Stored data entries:
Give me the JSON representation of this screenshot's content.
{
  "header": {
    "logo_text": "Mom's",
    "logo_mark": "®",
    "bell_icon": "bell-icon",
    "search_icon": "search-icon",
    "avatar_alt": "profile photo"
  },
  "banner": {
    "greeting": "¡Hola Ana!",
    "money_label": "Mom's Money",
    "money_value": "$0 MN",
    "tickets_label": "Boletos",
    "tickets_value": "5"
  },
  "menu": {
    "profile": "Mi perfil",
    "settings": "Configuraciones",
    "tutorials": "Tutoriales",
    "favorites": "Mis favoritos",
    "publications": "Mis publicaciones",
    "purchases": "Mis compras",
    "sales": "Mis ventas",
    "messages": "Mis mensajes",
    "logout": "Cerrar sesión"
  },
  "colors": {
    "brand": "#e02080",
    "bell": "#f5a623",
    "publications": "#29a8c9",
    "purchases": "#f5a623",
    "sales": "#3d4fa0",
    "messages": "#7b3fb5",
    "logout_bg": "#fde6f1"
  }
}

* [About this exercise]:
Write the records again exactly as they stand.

* [Exercise result]:
Give me the JSON representation of this screenshot's content.
{
  "header": {
    "logo_text": "Mom's",
    "logo_mark": "®",
    "bell_icon": "bell-icon",
    "search_icon": "search-icon",
    "avatar_alt": "profile photo"
  },
  "banner": {
    "greeting": "¡Hola Ana!",
    "money_label": "Mom's Money",
    "money_value": "$0 MN",
    "tickets_label": "Boletos",
    "tickets_value": "5"
  },
  "menu": {
    "profile": "Mi perfil",
    "settings": "Configuraciones",
    "tutorials": "Tutoriales",
    "favorites": "Mis favoritos",
    "publications": "Mis publicaciones",
    "purchases": "Mis compras",
    "sales": "Mis ventas",
    "messages": "Mis mensajes",
    "logout": "Cerrar sesión"
  },
  "colors": {
    "brand": "#e02080",
    "bell": "#f5a623",
    "publications": "#29a8c9",
    "purchases": "#f5a623",
    "sales": "#3d4fa0",
    "messages": "#7b3fb5",
    "logout_bg": "#fde6f1"
  }
}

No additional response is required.